When we look at education from a historical perspective we can begin to understand the historical trajectories that have led to the practices that we see around us. It can help us understand how the seemingly ingrained practices became so. Looking at education from such a perspective helps in knowing that the systems that we often take for granted, can be looked at from a perspective where they do not seem perpetual anymore, and thus open for change. Additionally, it can help inspect the practices and traditions as well as study their context. Thus, it can inform us if any of those practices need to change depending on the needs of contemporary reality.
The second lens that we can look at education from is that of politics. Here, we look at the larger political ecosystem under which various policies related to education get formed. It helps understand the influence of political will on the issues of education and helps us understand that the policy decisions are as much dependent on their ability to help retain power, as they are on their merit and potential for long term public good. It can help understand that policy decisions are rooted in the wills of different sections of society; and demystify the seemingly arbitrary and at times, contradictory in principle, decisions that one might find surrounded by.
Such an understanding of the sector can also uncover unrelated factors which affect the way the education sector is shaping up in the country.
The third lens that one might look at education from is the philosophical lens. Under this lens one looks at the ideas themselves, that are being advocated or challenged. "Should students be taught empathy?" or "Is it okay to talk about religion in school?", or "How can one know what is the real knowledge that one is imparting?" are some of the questions that one might ask under this enquiry. It is a meta-analysis, and it questions the goals, meanings and forms of education itself. Instead of talking about why a certain reform or policy was or was not implemented, it puts the underlying values of the reform under the microscope. Such an enquiry is useful as it helps validate or change the goals that we are all pouring finite resources in to achieve. Other questions that might be addressed under such a discourse would be, “What is worth teaching children?”, “Who should be the one imparting knowledge to students” and perhaps “What is the purpose of education in a society?”.
The fourth lens that one might look at education from is Economics. Under this, one would look at the various economic trends and ideas that affect education or conversely, how various changes, decisions and ideas have been influenced by economics at the local, national and global scale. It would take a look at the budget allocations and help understand the reasons for low and high financing of education from the lens of a country’s and the world’s, macro and microeconomics trends. Such an enquiry also helps question the validity of various approaches which have been hailed successful for an economy but fail to uplift the education system to serve its intended purpose.

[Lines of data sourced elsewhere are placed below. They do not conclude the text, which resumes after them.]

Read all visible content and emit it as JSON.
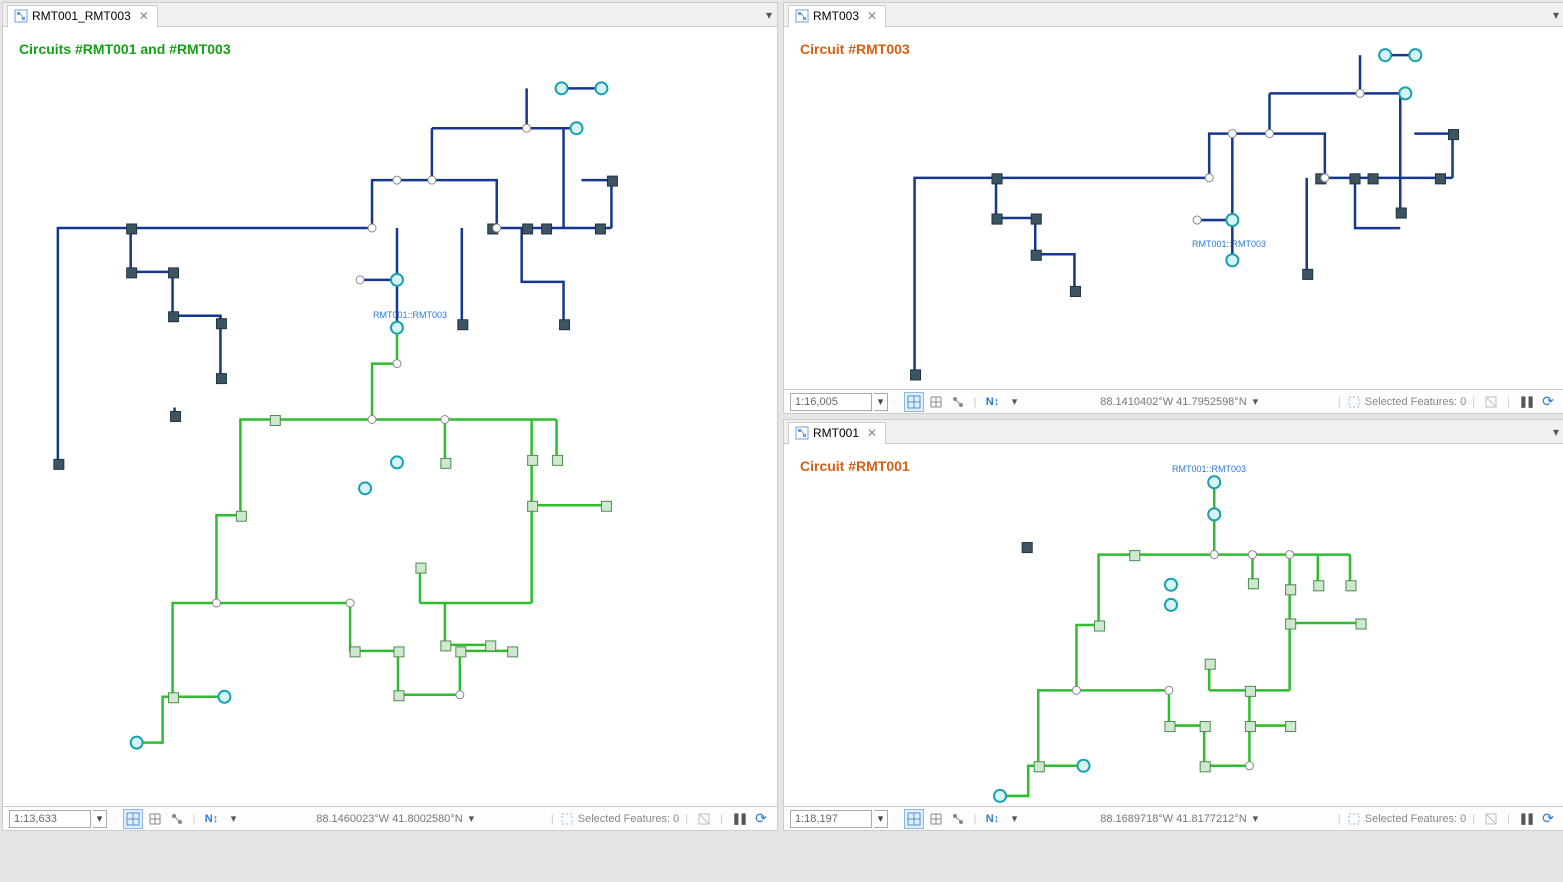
{
  "tabs": {
    "top_left": {
      "label": "RMT003"
    },
    "bottom_left": {
      "label": "RMT001"
    },
    "right": {
      "label": "RMT001_RMT003"
    }
  },
  "titles": {
    "top_left": "Circuit #RMT003",
    "bottom_left": "Circuit #RMT001",
    "right": "Circuits #RMT001 and #RMT003"
  },
  "labels": {
    "connector": "RMT001::RMT003"
  },
  "status": {
    "top_left": {
      "scale": "1:16,005",
      "coords": "88.1410402°W 41.7952598°N",
      "selected": "Selected Features: 0"
    },
    "bottom_left": {
      "scale": "1:18,197",
      "coords": "88.1689718°W 41.8177212°N",
      "selected": "Selected Features: 0"
    },
    "right": {
      "scale": "1:13,633",
      "coords": "88.1460023°W 41.8002580°N",
      "selected": "Selected Features: 0"
    }
  },
  "colors": {
    "blue": "#0a2da4",
    "green": "#2fbc2f",
    "cyan": "#1aa0b0",
    "node_dark": "#2f4656",
    "node_lt": "#b7deb7",
    "white": "#ffffff"
  }
}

The last lens that one must look at, and perhaps one of the more important one is the sociological lens. The sociological lens allows one to understand the effects of education practices, and origins of those practices, in society. For instance, a question such as “Why are literacy levels among females lower than males?” would be looked from a social lens rather than as just a problem of infrastructure in schools. Such an examination helps understand how education trends affect different strata of society and it helps debate the concepts of education, such as “What is worth teaching?”, from the perspective of different groups in the society. It talks about the inequalities present in the system, the role of education in abolishing those inequalities and the social evils that the education system itself might be fostering. It investigates the role of education in upholding societal values such as peace, liberty or justice. Questions that one might answer while looking through this lens are "How the mid-day meal policy affects the lower economic class?", or "How does the curriculum and classroom practices affect different caste categories?", or perhaps "How inclusive are the classroom practices for girl students?"
When one looks at the education system, not just from the lens that is easily accessible but multiple lenses, one can start to understand the nitty-gritty and the complexity of the problem that we have at hand. One can begin to trace the consequences of one’s actions in domains which are not directly related to the ones we are working in. In such cases, our perspective expands and we look at working towards our goals in a much more sustainable manner. This is when we can start thinking about working on the problems not in a piecemeal fashion, but by considering them as one whole system.
The author Anirudh Agarwal is an Associate with the Research, Monitoring & Evaluation vertical at Leadership For Equity. Anirudh holds a Masters degree in education from the Tata Institute of Social Sciences and has previously worked with Teach For India and The Akanksha Foundation. He can be reached through email at email@example.com